= EXERCISE =
Find each line below containing the word "Bengaluru" and copy it.

[Interface dataset entries]
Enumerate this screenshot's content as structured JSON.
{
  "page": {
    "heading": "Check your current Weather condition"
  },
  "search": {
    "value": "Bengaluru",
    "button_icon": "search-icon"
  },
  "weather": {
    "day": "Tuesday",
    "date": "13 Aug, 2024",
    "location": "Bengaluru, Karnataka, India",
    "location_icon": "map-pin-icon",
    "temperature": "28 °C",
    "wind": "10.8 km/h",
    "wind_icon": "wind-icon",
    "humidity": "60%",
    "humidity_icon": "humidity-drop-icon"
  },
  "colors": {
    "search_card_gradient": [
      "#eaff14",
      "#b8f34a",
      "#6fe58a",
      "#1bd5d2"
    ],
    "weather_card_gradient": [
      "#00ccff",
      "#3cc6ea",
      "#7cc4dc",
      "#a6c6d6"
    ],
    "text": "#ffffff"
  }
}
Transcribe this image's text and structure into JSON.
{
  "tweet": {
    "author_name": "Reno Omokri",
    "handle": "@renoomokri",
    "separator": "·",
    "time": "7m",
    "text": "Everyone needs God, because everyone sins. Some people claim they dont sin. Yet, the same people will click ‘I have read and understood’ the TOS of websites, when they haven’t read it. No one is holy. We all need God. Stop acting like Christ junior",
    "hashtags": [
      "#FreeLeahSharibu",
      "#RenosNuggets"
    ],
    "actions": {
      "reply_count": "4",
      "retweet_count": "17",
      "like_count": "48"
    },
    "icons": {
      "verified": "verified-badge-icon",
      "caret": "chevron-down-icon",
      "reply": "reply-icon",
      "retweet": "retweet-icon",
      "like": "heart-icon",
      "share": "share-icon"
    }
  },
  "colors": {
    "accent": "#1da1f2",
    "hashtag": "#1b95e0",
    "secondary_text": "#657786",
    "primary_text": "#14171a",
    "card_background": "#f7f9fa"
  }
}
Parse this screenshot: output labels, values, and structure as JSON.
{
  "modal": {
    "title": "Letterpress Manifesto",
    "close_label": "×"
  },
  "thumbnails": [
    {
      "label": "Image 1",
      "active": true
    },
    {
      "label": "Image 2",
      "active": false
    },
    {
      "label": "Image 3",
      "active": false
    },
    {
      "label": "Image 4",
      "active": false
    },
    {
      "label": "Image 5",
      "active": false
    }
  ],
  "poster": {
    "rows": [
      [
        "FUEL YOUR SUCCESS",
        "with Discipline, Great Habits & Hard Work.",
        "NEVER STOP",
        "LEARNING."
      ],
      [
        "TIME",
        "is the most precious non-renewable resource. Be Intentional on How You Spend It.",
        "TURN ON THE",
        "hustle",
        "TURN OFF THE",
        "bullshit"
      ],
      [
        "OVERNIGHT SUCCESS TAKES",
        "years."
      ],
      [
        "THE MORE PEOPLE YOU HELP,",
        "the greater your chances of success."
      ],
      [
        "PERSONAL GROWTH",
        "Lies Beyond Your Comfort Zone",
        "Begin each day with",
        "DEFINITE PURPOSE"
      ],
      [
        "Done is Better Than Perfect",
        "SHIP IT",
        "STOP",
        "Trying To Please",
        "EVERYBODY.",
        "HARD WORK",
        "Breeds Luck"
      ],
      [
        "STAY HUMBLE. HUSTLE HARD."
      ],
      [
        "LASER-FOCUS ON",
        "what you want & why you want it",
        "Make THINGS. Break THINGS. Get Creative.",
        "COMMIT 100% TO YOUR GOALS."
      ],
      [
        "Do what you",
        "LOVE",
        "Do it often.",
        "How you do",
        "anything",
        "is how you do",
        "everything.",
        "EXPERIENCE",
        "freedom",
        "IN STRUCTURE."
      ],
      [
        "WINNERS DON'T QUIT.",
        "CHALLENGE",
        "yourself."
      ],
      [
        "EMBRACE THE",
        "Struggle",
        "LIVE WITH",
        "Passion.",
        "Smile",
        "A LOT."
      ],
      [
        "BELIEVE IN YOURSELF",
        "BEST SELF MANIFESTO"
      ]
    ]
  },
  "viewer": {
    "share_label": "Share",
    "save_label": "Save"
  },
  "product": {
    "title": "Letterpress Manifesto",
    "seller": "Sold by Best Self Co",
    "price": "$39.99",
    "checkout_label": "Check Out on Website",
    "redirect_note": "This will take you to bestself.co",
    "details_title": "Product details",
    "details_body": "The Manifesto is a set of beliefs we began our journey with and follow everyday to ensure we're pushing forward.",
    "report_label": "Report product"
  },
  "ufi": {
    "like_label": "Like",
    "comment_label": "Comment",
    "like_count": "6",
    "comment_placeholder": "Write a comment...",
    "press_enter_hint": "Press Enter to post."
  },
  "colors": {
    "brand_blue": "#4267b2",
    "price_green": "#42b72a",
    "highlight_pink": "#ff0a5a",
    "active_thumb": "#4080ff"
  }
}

= OUTPUT =
    "value": "Bengaluru",
    "location": "Bengaluru, Karnataka, India",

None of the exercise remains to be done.